**PROBLEM STATEMENT**
Only the pictures are dropped. Restate each line below word for word.
++++++++++++++++++++
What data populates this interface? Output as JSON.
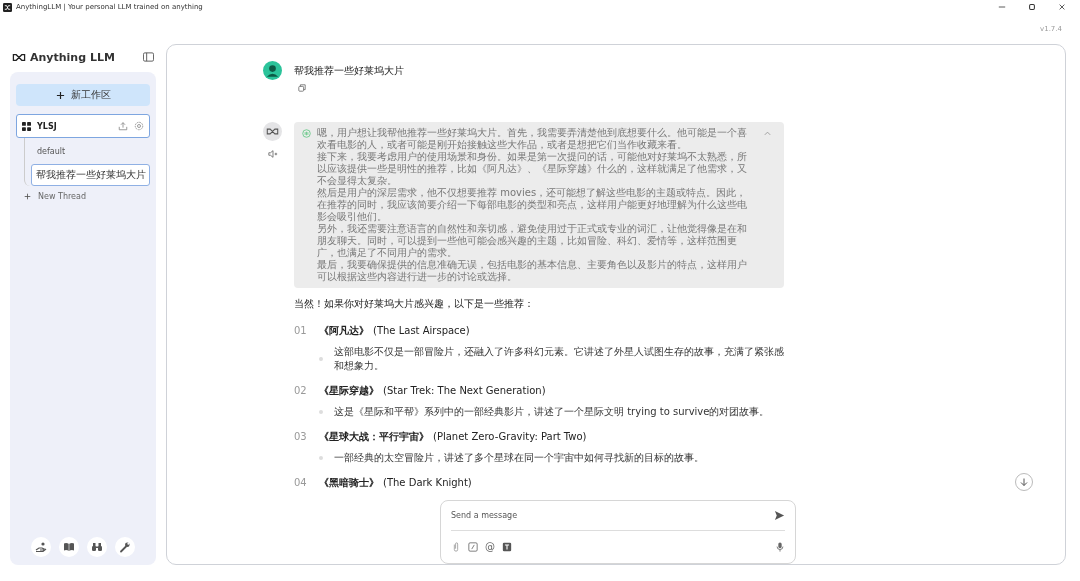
{
  "window": {
    "title": "AnythingLLM | Your personal LLM trained on anything",
    "version": "v1.7.4"
  },
  "sidebar": {
    "brand": "Anything LLM",
    "new_workspace": "新工作区",
    "workspaces": [
      {
        "name": "YLSJ",
        "selected": true,
        "new_thread": "New Thread",
        "threads": [
          {
            "title": "default",
            "selected": false
          },
          {
            "title": "帮我推荐一些好莱坞大片",
            "selected": true
          }
        ]
      }
    ]
  },
  "chat": {
    "messages": [
      {
        "kind": "user",
        "text": "帮我推荐一些好莱坞大片"
      },
      {
        "kind": "assistant",
        "thinking": {
          "expanded": true,
          "paragraphs": [
            "嗯，用户想让我帮他推荐一些好莱坞大片。首先，我需要弄清楚他到底想要什么。他可能是一个喜欢看电影的人，或者可能是刚开始接触这些大作品，或者是想把它们当作收藏来看。",
            "接下来，我要考虑用户的使用场景和身份。如果是第一次提问的话，可能他对好莱坞不太熟悉，所以应该提供一些是明性的推荐，比如《阿凡达》、《星际穿越》什么的，这样就满足了他需求，又不会显得太复杂。",
            "然后是用户的深层需求，他不仅想要推荐 movies，还可能想了解这些电影的主题或特点。因此，在推荐的同时，我应该简要介绍一下每部电影的类型和亮点，这样用户能更好地理解为什么这些电影会吸引他们。",
            "另外，我还需要注意语言的自然性和亲切感，避免使用过于正式或专业的词汇，让他觉得像是在和朋友聊天。同时，可以提到一些他可能会感兴趣的主题，比如冒险、科幻、爱情等，这样范围更广，也满足了不同用户的需求。",
            "最后，我要确保提供的信息准确无误，包括电影的基本信息、主要角色以及影片的特点，这样用户可以根据这些内容进行进一步的讨论或选择。"
          ]
        },
        "intro": "当然！如果你对好莱坞大片感兴趣，以下是一些推荐：",
        "items": [
          {
            "number": "01",
            "title_cn": "《阿凡达》",
            "title_en": "(The Last Airspace)",
            "description": "这部电影不仅是一部冒险片，还融入了许多科幻元素。它讲述了外星人试图生存的故事，充满了紧张感和想象力。"
          },
          {
            "number": "02",
            "title_cn": "《星际穿越》",
            "title_en": "(Star Trek: The Next Generation)",
            "description": "这是《星际和平帮》系列中的一部经典影片，讲述了一个星际文明 trying to survive的对团故事。"
          },
          {
            "number": "03",
            "title_cn": "《星球大战：平行宇宙》",
            "title_en": "(Planet Zero-Gravity: Part Two)",
            "description": "一部经典的太空冒险片，讲述了多个星球在同一个宇宙中如何寻找新的目标的故事。"
          },
          {
            "number": "04",
            "title_cn": "《黑暗骑士》",
            "title_en": "(The Dark Knight)"
          }
        ]
      }
    ]
  },
  "composer": {
    "placeholder": "Send a message",
    "mention": "@"
  }
}
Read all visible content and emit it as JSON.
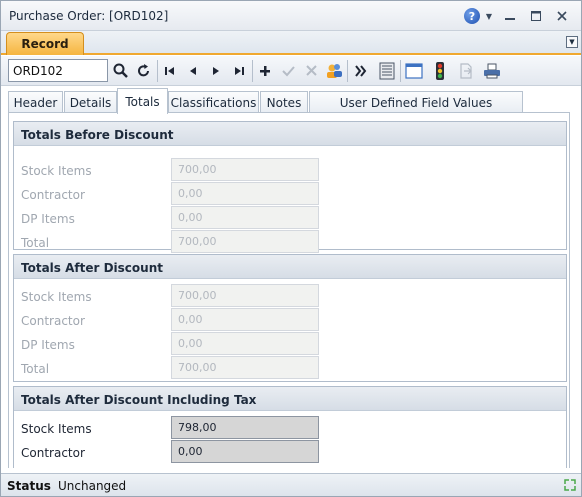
{
  "window": {
    "title": "Purchase Order: [ORD102]"
  },
  "ribbon": {
    "tab_label": "Record"
  },
  "toolbar": {
    "record_value": "ORD102"
  },
  "tabs": [
    {
      "label": "Header"
    },
    {
      "label": "Details"
    },
    {
      "label": "Totals"
    },
    {
      "label": "Classifications"
    },
    {
      "label": "Notes"
    },
    {
      "label": "User Defined Field Values"
    }
  ],
  "sections": [
    {
      "title": "Totals Before Discount",
      "rows": [
        {
          "label": "Stock Items",
          "value": "700,00"
        },
        {
          "label": "Contractor",
          "value": "0,00"
        },
        {
          "label": "DP Items",
          "value": "0,00"
        },
        {
          "label": "Total",
          "value": "700,00"
        }
      ]
    },
    {
      "title": "Totals After Discount",
      "rows": [
        {
          "label": "Stock Items",
          "value": "700,00"
        },
        {
          "label": "Contractor",
          "value": "0,00"
        },
        {
          "label": "DP Items",
          "value": "0,00"
        },
        {
          "label": "Total",
          "value": "700,00"
        }
      ]
    },
    {
      "title": "Totals After Discount Including Tax",
      "rows": [
        {
          "label": "Stock Items",
          "value": "798,00"
        },
        {
          "label": "Contractor",
          "value": "0,00"
        }
      ]
    }
  ],
  "status": {
    "label": "Status",
    "value": "Unchanged"
  },
  "colors": {
    "accent": "#f0a830",
    "record_tab": "#f5b540",
    "section_header": "#d6dde6",
    "enabled_field": "#d6d6d6",
    "disabled_field": "#f1f2f0"
  },
  "icons": [
    "help-icon",
    "dropdown-icon",
    "minimize-icon",
    "restore-icon",
    "close-icon",
    "search-icon",
    "refresh-icon",
    "first-record-icon",
    "previous-record-icon",
    "next-record-icon",
    "last-record-icon",
    "add-icon",
    "save-check-icon",
    "delete-icon",
    "users-icon",
    "more-icon",
    "list-view-icon",
    "window-icon",
    "traffic-light-icon",
    "export-icon",
    "print-icon",
    "resize-icon"
  ]
}
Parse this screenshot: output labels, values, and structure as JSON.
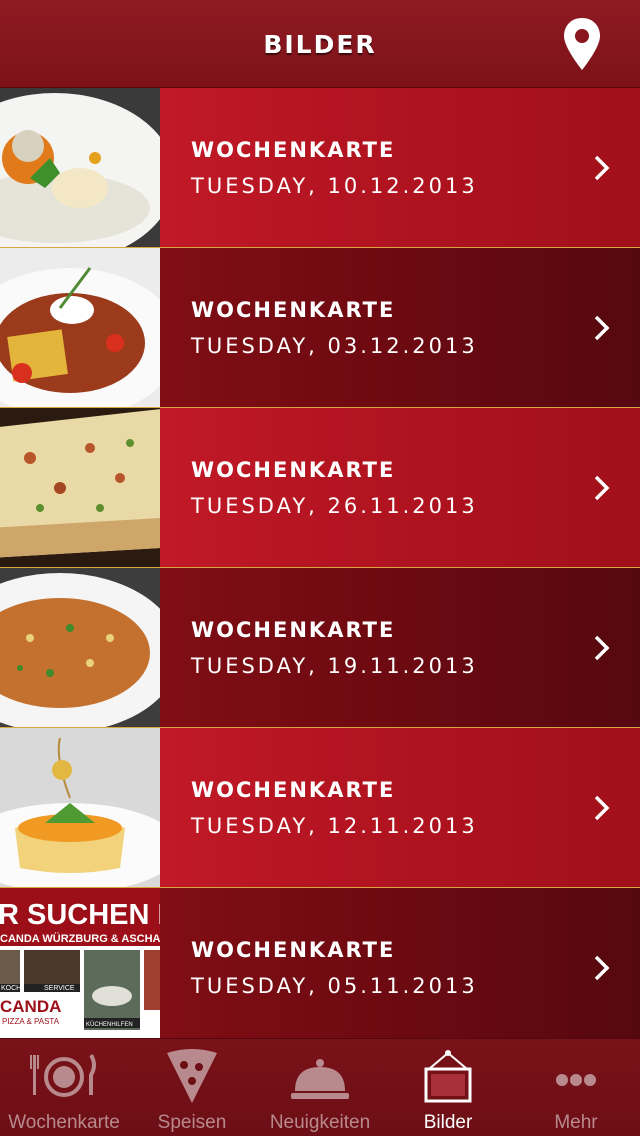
{
  "header": {
    "title": "BILDER",
    "location_icon": "map-pin-icon"
  },
  "rows": [
    {
      "title": "WOCHENKARTE",
      "date": "TUESDAY, 10.12.2013"
    },
    {
      "title": "WOCHENKARTE",
      "date": "TUESDAY, 03.12.2013"
    },
    {
      "title": "WOCHENKARTE",
      "date": "TUESDAY, 26.11.2013"
    },
    {
      "title": "WOCHENKARTE",
      "date": "TUESDAY, 19.11.2013"
    },
    {
      "title": "WOCHENKARTE",
      "date": "TUESDAY, 12.11.2013"
    },
    {
      "title": "WOCHENKARTE",
      "date": "TUESDAY, 05.11.2013"
    }
  ],
  "poster": {
    "headline": "R SUCHEN DI",
    "subline": "CANDA WÜRZBURG & ASCHAFF",
    "brand": "CANDA",
    "brand_sub": "PIZZA & PASTA",
    "labels": [
      "KOCH",
      "SERVICE",
      "KÜCHENHILFEN"
    ]
  },
  "tabbar": {
    "tabs": [
      {
        "label": "Wochenkarte",
        "icon": "plate-cutlery-icon",
        "active": false
      },
      {
        "label": "Speisen",
        "icon": "pizza-slice-icon",
        "active": false
      },
      {
        "label": "Neuigkeiten",
        "icon": "cloche-icon",
        "active": false
      },
      {
        "label": "Bilder",
        "icon": "picture-frame-icon",
        "active": true
      },
      {
        "label": "Mehr",
        "icon": "more-dots-icon",
        "active": false
      }
    ]
  },
  "colors": {
    "row_light": "#cf1f2e",
    "row_dark": "#6e0a11",
    "separator": "#d8a742",
    "header": "#8a171f",
    "tab_inactive": "#b98a8d"
  }
}
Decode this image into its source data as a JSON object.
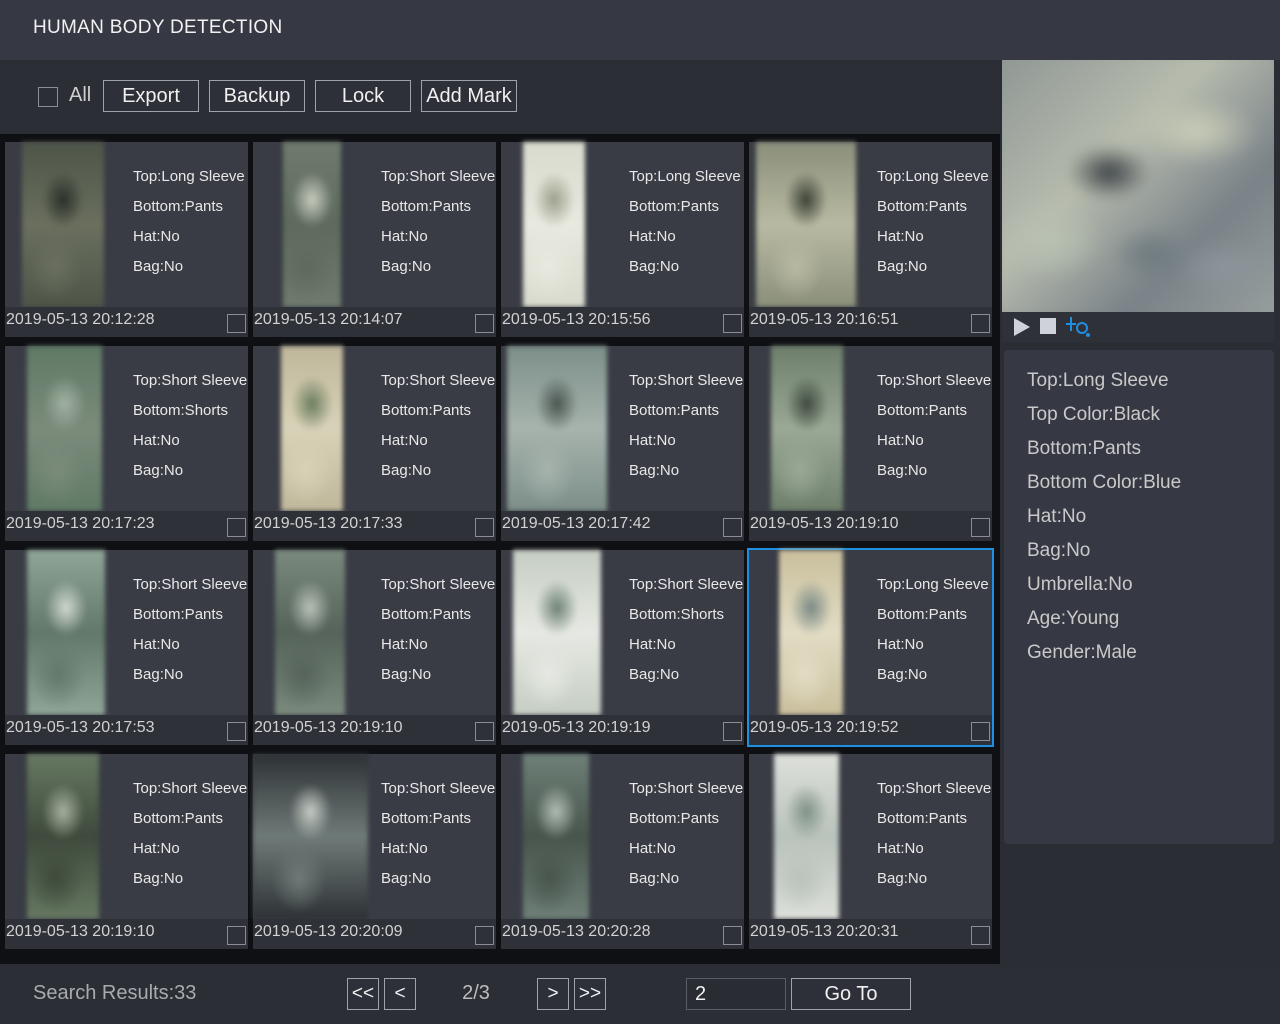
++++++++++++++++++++
**FINAL ANSWER**
What data populates this interface? Output as JSON.
{
  "window": {
    "title": "AnythingLLM | Your personal LLM trained on anything",
    "version": "v1.7.4"
  },
  "sidebar": {
    "brand": "Anything LLM",
    "new_workspace": "新工作区",
    "workspaces": [
      {
        "name": "YLSJ",
        "selected": true,
        "new_thread": "New Thread",
        "threads": [
          {
            "title": "default",
            "selected": false
          },
          {
            "title": "帮我推荐一些好莱坞大片",
            "selected": true
          }
        ]
      }
    ]
  },
  "chat": {
    "messages": [
      {
        "kind": "user",
        "text": "帮我推荐一些好莱坞大片"
      },
      {
        "kind": "assistant",
        "thinking": {
          "expanded": true,
          "paragraphs": [
            "嗯，用户想让我帮他推荐一些好莱坞大片。首先，我需要弄清楚他到底想要什么。他可能是一个喜欢看电影的人，或者可能是刚开始接触这些大作品，或者是想把它们当作收藏来看。",
            "接下来，我要考虑用户的使用场景和身份。如果是第一次提问的话，可能他对好莱坞不太熟悉，所以应该提供一些是明性的推荐，比如《阿凡达》、《星际穿越》什么的，这样就满足了他需求，又不会显得太复杂。",
            "然后是用户的深层需求，他不仅想要推荐 movies，还可能想了解这些电影的主题或特点。因此，在推荐的同时，我应该简要介绍一下每部电影的类型和亮点，这样用户能更好地理解为什么这些电影会吸引他们。",
            "另外，我还需要注意语言的自然性和亲切感，避免使用过于正式或专业的词汇，让他觉得像是在和朋友聊天。同时，可以提到一些他可能会感兴趣的主题，比如冒险、科幻、爱情等，这样范围更广，也满足了不同用户的需求。",
            "最后，我要确保提供的信息准确无误，包括电影的基本信息、主要角色以及影片的特点，这样用户可以根据这些内容进行进一步的讨论或选择。"
          ]
        },
        "intro": "当然！如果你对好莱坞大片感兴趣，以下是一些推荐：",
        "items": [
          {
            "number": "01",
            "title_cn": "《阿凡达》",
            "title_en": "(The Last Airspace)",
            "description": "这部电影不仅是一部冒险片，还融入了许多科幻元素。它讲述了外星人试图生存的故事，充满了紧张感和想象力。"
          },
          {
            "number": "02",
            "title_cn": "《星际穿越》",
            "title_en": "(Star Trek: The Next Generation)",
            "description": "这是《星际和平帮》系列中的一部经典影片，讲述了一个星际文明 trying to survive的对团故事。"
          },
          {
            "number": "03",
            "title_cn": "《星球大战：平行宇宙》",
            "title_en": "(Planet Zero-Gravity: Part Two)",
            "description": "一部经典的太空冒险片，讲述了多个星球在同一个宇宙中如何寻找新的目标的故事。"
          },
          {
            "number": "04",
            "title_cn": "《黑暗骑士》",
            "title_en": "(The Dark Knight)"
          }
        ]
      }
    ]
  },
  "composer": {
    "placeholder": "Send a message",
    "mention": "@"
  }
}
Read all visible content and emit it as JSON.
{
  "window": {
    "title": "Purchase Order: [ORD102]"
  },
  "ribbon": {
    "tab_label": "Record"
  },
  "toolbar": {
    "record_value": "ORD102"
  },
  "tabs": [
    {
      "label": "Header"
    },
    {
      "label": "Details"
    },
    {
      "label": "Totals"
    },
    {
      "label": "Classifications"
    },
    {
      "label": "Notes"
    },
    {
      "label": "User Defined Field Values"
    }
  ],
  "sections": [
    {
      "title": "Totals Before Discount",
      "rows": [
        {
          "label": "Stock Items",
          "value": "700,00"
        },
        {
          "label": "Contractor",
          "value": "0,00"
        },
        {
          "label": "DP Items",
          "value": "0,00"
        },
        {
          "label": "Total",
          "value": "700,00"
        }
      ]
    },
    {
      "title": "Totals After Discount",
      "rows": [
        {
          "label": "Stock Items",
          "value": "700,00"
        },
        {
          "label": "Contractor",
          "value": "0,00"
        },
        {
          "label": "DP Items",
          "value": "0,00"
        },
        {
          "label": "Total",
          "value": "700,00"
        }
      ]
    },
    {
      "title": "Totals After Discount Including Tax",
      "rows": [
        {
          "label": "Stock Items",
          "value": "798,00"
        },
        {
          "label": "Contractor",
          "value": "0,00"
        }
      ]
    }
  ],
  "status": {
    "label": "Status",
    "value": "Unchanged"
  },
  "colors": {
    "accent": "#f0a830",
    "record_tab": "#f5b540",
    "section_header": "#d6dde6",
    "enabled_field": "#d6d6d6",
    "disabled_field": "#f1f2f0"
  },
  "icons": [
    "help-icon",
    "dropdown-icon",
    "minimize-icon",
    "restore-icon",
    "close-icon",
    "search-icon",
    "refresh-icon",
    "first-record-icon",
    "previous-record-icon",
    "next-record-icon",
    "last-record-icon",
    "add-icon",
    "save-check-icon",
    "delete-icon",
    "users-icon",
    "more-icon",
    "list-view-icon",
    "window-icon",
    "traffic-light-icon",
    "export-icon",
    "print-icon",
    "resize-icon"
  ]
}
Parse this screenshot: output labels, values, and structure as JSON.
{
  "header": {
    "title": "BILDER",
    "location_icon": "map-pin-icon"
  },
  "rows": [
    {
      "title": "WOCHENKARTE",
      "date": "TUESDAY, 10.12.2013"
    },
    {
      "title": "WOCHENKARTE",
      "date": "TUESDAY, 03.12.2013"
    },
    {
      "title": "WOCHENKARTE",
      "date": "TUESDAY, 26.11.2013"
    },
    {
      "title": "WOCHENKARTE",
      "date": "TUESDAY, 19.11.2013"
    },
    {
      "title": "WOCHENKARTE",
      "date": "TUESDAY, 12.11.2013"
    },
    {
      "title": "WOCHENKARTE",
      "date": "TUESDAY, 05.11.2013"
    }
  ],
  "poster": {
    "headline": "R SUCHEN DI",
    "subline": "CANDA WÜRZBURG & ASCHAFF",
    "brand": "CANDA",
    "brand_sub": "PIZZA & PASTA",
    "labels": [
      "KOCH",
      "SERVICE",
      "KÜCHENHILFEN"
    ]
  },
  "tabbar": {
    "tabs": [
      {
        "label": "Wochenkarte",
        "icon": "plate-cutlery-icon",
        "active": false
      },
      {
        "label": "Speisen",
        "icon": "pizza-slice-icon",
        "active": false
      },
      {
        "label": "Neuigkeiten",
        "icon": "cloche-icon",
        "active": false
      },
      {
        "label": "Bilder",
        "icon": "picture-frame-icon",
        "active": true
      },
      {
        "label": "Mehr",
        "icon": "more-dots-icon",
        "active": false
      }
    ]
  },
  "colors": {
    "row_light": "#cf1f2e",
    "row_dark": "#6e0a11",
    "separator": "#d8a742",
    "header": "#8a171f",
    "tab_inactive": "#b98a8d"
  }
}
Decode this image into its source data as a JSON object.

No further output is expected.